Bust Bad Workday
TIPS ON EATING HEALTHY DURING THE WORKDAY
Are you the type who walks by a Dunkin’Donuts without so much as a sideways glance—but find yourself in the Monday morning meeting inexplicably reaching for a glazed donut with sprinkles on top? The International Labor Organization estimates that poor diet habits are costing workplaces up to 20 percent in lost productivity. According to Christopher Wanjek, author of the book Food at Work (ILO Publications), poor nutrition can affect many workplace issues— morale, safety, productivity—as well as the long-term health of workers. If your intestinal fortitude falters while on the job, use the following tips to bust these three bad eating habits in the office.
BAD HABIT #1:
Morning Meeting Carb Load
Despite your best intentions, those pastries look too good, and you give in and indulge when it comes to eating something doughy and sweet at the morning meeting.
Dr. Audrey Cross, Ph.D., a professor at the Mailman School of Public Health at Columbia University, advises that one way to ward off this temptation is to eat a balanced breakfast.
“A large percentage of Americans skip breakfast and just have coffee with milk and sugar,” Cross says. “This is not enough calories to maintain mental function in the morning.”
She cites a number of studies that show people who eat breakfast perform better at tasks related to mathematical computations, memory and logic. “A good breakfast consists of protein and a bit of fat,” Cross says. “For example, egg whites with breakfast meat or cereal with skim milk and fruit.” She explains that the combination of protein and fat leads to longer levels of sustained energy, which help fight the urge to grab a sugary item.
If you absolutely must have something, choose a bagel over a pastry. You can cut the bagel in half and drink some tea with milk and honey to curb your sweet tooth.
BAD HABIT #2:
Mid-Afternoon Munching Mania
It’s 2:00 p.m., and you have been too busy to stop for lunch. Now, you’re so hungry you can’t focus, so you grab the first thing you can find—a candy bar or a leftover piece of birthday cake in the break room.
Tom Weede, author of The Entrepreneur Diet (Entrepreneur Press), explains that when workers put off their midday meal (or skip it altogether), their blood sugar levels become destabilized, affecting their energy and ability to focus. This problem is made worse by that early morning coffee, because the caffeine can further destabilize blood sugar and increase the degree of highs and lows. “Turning to candy and other simple sugar solutions for a quick fix sets you up for an unproductive cycle of rising and falling blood sugar levels,” Weede says. Instead, he suggests not relying on what’s available at work but rather keeping a supply of your own snacks. Some of his top recommendations include protein/carb combinations like apples and almonds, string cheese with fruit, and peanut butter with crackers.

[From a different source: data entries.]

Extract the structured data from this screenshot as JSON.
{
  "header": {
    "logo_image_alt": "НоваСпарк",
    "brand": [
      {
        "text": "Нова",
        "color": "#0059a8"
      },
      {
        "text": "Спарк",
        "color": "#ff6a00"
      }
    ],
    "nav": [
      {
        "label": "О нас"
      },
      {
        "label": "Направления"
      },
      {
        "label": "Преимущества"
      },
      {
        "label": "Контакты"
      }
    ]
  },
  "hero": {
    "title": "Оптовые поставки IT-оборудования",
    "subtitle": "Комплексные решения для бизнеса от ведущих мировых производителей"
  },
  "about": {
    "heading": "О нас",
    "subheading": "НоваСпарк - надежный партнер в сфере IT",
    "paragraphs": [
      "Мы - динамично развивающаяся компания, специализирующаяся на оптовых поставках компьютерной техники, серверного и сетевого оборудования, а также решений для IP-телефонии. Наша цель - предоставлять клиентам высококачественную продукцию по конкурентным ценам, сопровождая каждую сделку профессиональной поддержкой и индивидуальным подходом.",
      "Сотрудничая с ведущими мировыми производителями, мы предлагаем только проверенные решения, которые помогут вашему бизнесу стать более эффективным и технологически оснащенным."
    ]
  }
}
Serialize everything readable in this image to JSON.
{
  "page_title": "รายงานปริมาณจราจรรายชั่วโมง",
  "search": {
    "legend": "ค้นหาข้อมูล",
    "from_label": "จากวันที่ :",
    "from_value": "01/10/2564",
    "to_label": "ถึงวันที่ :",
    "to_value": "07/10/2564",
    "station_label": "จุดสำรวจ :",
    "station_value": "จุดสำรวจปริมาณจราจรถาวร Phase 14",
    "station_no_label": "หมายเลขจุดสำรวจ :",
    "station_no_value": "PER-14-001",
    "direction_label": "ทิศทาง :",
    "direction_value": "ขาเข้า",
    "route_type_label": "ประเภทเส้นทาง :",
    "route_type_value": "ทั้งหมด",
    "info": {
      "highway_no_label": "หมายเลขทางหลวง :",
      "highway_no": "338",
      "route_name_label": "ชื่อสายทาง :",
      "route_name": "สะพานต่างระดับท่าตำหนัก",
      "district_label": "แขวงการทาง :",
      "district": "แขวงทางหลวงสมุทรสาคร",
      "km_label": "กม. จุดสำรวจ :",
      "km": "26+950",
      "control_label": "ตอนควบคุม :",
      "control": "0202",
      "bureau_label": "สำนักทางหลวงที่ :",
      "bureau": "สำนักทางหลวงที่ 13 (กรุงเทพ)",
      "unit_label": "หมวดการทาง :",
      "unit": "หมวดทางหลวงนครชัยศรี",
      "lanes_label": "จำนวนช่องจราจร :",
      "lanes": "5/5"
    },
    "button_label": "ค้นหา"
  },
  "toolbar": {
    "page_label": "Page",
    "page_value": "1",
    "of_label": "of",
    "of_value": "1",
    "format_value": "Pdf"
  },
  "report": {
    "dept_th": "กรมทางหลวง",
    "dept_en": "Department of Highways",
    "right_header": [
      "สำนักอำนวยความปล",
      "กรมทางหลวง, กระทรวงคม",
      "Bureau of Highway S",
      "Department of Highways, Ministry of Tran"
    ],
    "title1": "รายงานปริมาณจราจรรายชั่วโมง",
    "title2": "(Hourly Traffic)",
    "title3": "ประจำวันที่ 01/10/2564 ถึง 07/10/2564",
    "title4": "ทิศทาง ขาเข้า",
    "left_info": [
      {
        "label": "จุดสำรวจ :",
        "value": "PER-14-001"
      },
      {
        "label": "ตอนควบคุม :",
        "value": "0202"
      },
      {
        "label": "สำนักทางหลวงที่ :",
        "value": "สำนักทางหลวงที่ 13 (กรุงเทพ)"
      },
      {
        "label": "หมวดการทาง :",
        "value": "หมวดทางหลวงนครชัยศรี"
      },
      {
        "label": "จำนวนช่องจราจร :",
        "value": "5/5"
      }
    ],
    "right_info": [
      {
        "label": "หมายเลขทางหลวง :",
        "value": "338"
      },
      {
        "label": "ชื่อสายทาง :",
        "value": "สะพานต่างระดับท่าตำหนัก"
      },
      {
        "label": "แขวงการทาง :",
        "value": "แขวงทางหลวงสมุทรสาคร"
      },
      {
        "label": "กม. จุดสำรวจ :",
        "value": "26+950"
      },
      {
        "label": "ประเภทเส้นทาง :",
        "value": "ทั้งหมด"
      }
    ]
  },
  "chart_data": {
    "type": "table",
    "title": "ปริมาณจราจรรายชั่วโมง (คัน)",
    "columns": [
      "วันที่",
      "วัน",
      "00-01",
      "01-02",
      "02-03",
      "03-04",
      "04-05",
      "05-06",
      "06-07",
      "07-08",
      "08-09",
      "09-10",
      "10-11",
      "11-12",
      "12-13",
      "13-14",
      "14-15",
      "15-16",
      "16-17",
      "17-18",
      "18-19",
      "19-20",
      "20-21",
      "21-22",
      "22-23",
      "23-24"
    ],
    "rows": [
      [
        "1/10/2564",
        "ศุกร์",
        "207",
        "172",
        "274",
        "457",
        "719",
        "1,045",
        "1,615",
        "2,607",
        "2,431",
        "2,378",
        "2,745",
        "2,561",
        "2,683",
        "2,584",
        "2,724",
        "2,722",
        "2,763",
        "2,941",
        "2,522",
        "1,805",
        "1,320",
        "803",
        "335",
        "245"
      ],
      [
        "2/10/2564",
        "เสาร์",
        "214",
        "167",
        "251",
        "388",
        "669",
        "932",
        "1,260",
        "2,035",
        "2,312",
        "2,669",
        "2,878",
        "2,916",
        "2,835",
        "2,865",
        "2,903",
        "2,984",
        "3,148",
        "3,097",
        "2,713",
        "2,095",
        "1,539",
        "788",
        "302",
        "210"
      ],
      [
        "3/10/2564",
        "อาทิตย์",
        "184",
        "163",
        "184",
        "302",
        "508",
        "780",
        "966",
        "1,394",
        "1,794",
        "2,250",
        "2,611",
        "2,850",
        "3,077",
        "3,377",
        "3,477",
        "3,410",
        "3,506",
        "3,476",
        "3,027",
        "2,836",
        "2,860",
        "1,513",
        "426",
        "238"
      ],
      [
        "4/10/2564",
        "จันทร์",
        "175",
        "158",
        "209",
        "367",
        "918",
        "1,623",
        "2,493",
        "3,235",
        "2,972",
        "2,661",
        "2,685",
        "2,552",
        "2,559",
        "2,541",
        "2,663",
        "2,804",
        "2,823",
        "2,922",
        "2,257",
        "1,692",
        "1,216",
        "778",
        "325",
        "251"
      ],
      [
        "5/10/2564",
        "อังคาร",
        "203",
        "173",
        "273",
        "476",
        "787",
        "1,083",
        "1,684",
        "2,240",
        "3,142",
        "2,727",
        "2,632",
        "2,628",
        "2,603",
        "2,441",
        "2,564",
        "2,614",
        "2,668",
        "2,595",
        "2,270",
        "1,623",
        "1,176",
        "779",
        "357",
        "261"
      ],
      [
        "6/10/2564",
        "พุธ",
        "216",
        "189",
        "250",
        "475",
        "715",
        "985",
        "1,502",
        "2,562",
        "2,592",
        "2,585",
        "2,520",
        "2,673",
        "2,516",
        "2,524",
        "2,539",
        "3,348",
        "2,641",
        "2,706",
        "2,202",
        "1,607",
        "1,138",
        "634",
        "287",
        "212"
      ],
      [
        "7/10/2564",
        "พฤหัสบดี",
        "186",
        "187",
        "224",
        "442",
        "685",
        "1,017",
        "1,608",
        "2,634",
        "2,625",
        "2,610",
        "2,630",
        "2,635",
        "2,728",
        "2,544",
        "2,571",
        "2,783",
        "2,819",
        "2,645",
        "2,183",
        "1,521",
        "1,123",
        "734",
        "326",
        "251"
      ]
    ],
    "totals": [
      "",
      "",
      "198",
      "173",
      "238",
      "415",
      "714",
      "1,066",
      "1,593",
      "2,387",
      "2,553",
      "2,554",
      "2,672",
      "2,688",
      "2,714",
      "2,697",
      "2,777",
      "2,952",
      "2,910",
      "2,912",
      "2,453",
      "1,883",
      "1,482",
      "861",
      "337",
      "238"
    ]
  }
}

If you don’t have any healthy snacks on you, make better choices from what’s available, like fresh fruit or juice from the break room, or trail mix, popcorn or low-fat nutrition bars from a vending machine.
BAD HABIT #3:
Late Night Dining Indulgences
It’s 8:30 p.m., and you’re meeting a client for dinner. You know that eating a heavy meal this late at night is not the best thing, but it’s been a long day, and you deserve a nice dinner on the company dollar.
Cross suggests selecting a lighter entrée, such as fish or chicken, without a heavy sauce.
“Many business people think that if they eat a heavy meal, it will help them to fall asleep later,” she says. “This is true, but they are also more likely to wake up during the night with indigestion, and then have trouble getting back to sleep, which will affect their performance at work the next day.”
Weede points out that it’s not just the content of these dinners that presents a problem, but the size of the entrée as well. “Restaurant plates today are 150-percent larger than they used to be,” he says.
He suggests splitting a meal with an associate, asking the kitchen to cut the meal in half, ordering the lunch portion or just choosing a few appetizers instead of a main course.
As for alcohol, both Cross and Weede agree that the best bet is not to drink any alcohol within two to three hours of going to sleep.
One problem with business dinners is that people tend to keep eating even after they’re full. Avoid this by heavily “salting” the remaining food on your plate. If you go to take a bite, the salt will remind you of the fact that you’re not hungry.